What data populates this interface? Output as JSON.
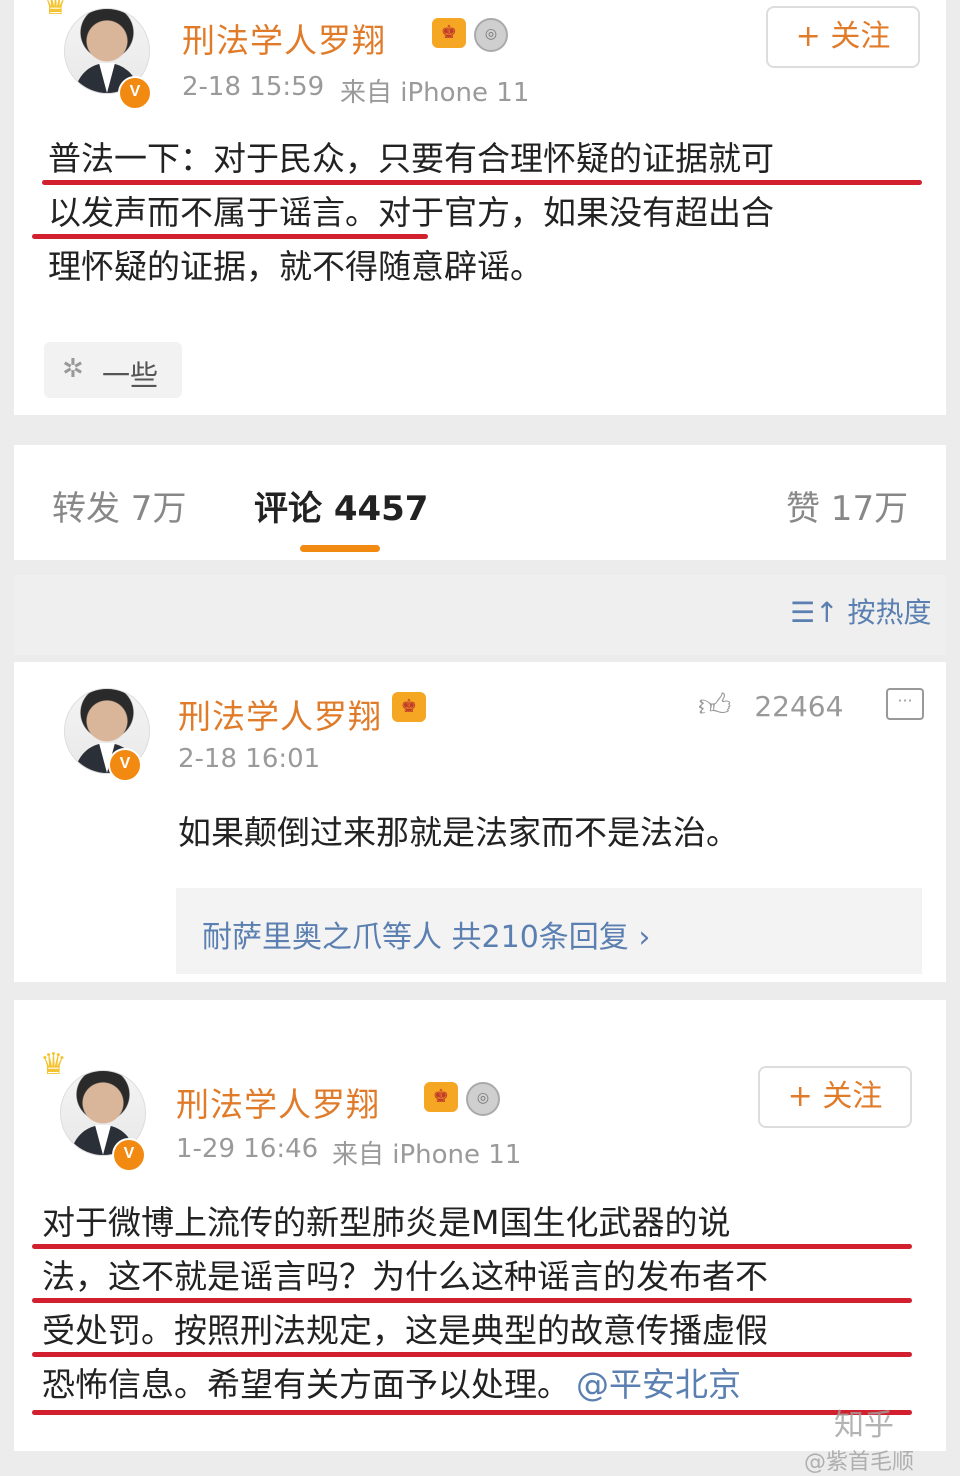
{
  "post1": {
    "author": "刑法学人罗翔",
    "vip_icon": "crown-vip-icon",
    "medal_icon": "medal-icon",
    "verified_badge": "V",
    "time": "2-18 15:59",
    "source": "来自 iPhone 11",
    "follow_label": "+ 关注",
    "lines": [
      "普法一下：对于民众，只要有合理怀疑的证据就可",
      "以发声而不属于谣言。对于官方，如果没有超出合",
      "理怀疑的证据，就不得随意辟谣。"
    ],
    "tag_label": "一些",
    "tag_icon": "topic-icon"
  },
  "tabs": {
    "repost": "转发 7万",
    "comment": "评论 4457",
    "like": "赞 17万",
    "sort_icon": "sort-icon",
    "sort_label": "按热度"
  },
  "comment": {
    "author": "刑法学人罗翔",
    "time": "2-18 16:01",
    "like_count": "22464",
    "text": "如果颠倒过来那就是法家而不是法治。",
    "replies": "耐萨里奥之爪等人  共210条回复  ›"
  },
  "post2": {
    "author": "刑法学人罗翔",
    "time": "1-29 16:46",
    "source": "来自 iPhone 11",
    "follow_label": "+ 关注",
    "lines": [
      "对于微博上流传的新型肺炎是M国生化武器的说",
      "法，这不就是谣言吗？为什么这种谣言的发布者不",
      "受处罚。按照刑法规定，这是典型的故意传播虚假"
    ],
    "last_line": "恐怖信息。希望有关方面予以处理。",
    "mention": "@平安北京"
  },
  "watermark": {
    "text1": "知乎",
    "text2": "@紫首毛顺"
  },
  "colors": {
    "accent": "#e07b2a",
    "underline": "#d2202f",
    "tab_indicator": "#f28a12"
  }
}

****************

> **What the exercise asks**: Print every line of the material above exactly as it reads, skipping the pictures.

> **Result**:
What data populates this interface? Output as JSON.
{
  "post1": {
    "author": "刑法学人罗翔",
    "vip_icon": "crown-vip-icon",
    "medal_icon": "medal-icon",
    "verified_badge": "V",
    "time": "2-18 15:59",
    "source": "来自 iPhone 11",
    "follow_label": "+ 关注",
    "lines": [
      "普法一下：对于民众，只要有合理怀疑的证据就可",
      "以发声而不属于谣言。对于官方，如果没有超出合",
      "理怀疑的证据，就不得随意辟谣。"
    ],
    "tag_label": "一些",
    "tag_icon": "topic-icon"
  },
  "tabs": {
    "repost": "转发 7万",
    "comment": "评论 4457",
    "like": "赞 17万",
    "sort_icon": "sort-icon",
    "sort_label": "按热度"
  },
  "comment": {
    "author": "刑法学人罗翔",
    "time": "2-18 16:01",
    "like_count": "22464",
    "text": "如果颠倒过来那就是法家而不是法治。",
    "replies": "耐萨里奥之爪等人  共210条回复  ›"
  },
  "post2": {
    "author": "刑法学人罗翔",
    "time": "1-29 16:46",
    "source": "来自 iPhone 11",
    "follow_label": "+ 关注",
    "lines": [
      "对于微博上流传的新型肺炎是M国生化武器的说",
      "法，这不就是谣言吗？为什么这种谣言的发布者不",
      "受处罚。按照刑法规定，这是典型的故意传播虚假"
    ],
    "last_line": "恐怖信息。希望有关方面予以处理。",
    "mention": "@平安北京"
  },
  "watermark": {
    "text1": "知乎",
    "text2": "@紫首毛顺"
  },
  "colors": {
    "accent": "#e07b2a",
    "underline": "#d2202f",
    "tab_indicator": "#f28a12"
  }
}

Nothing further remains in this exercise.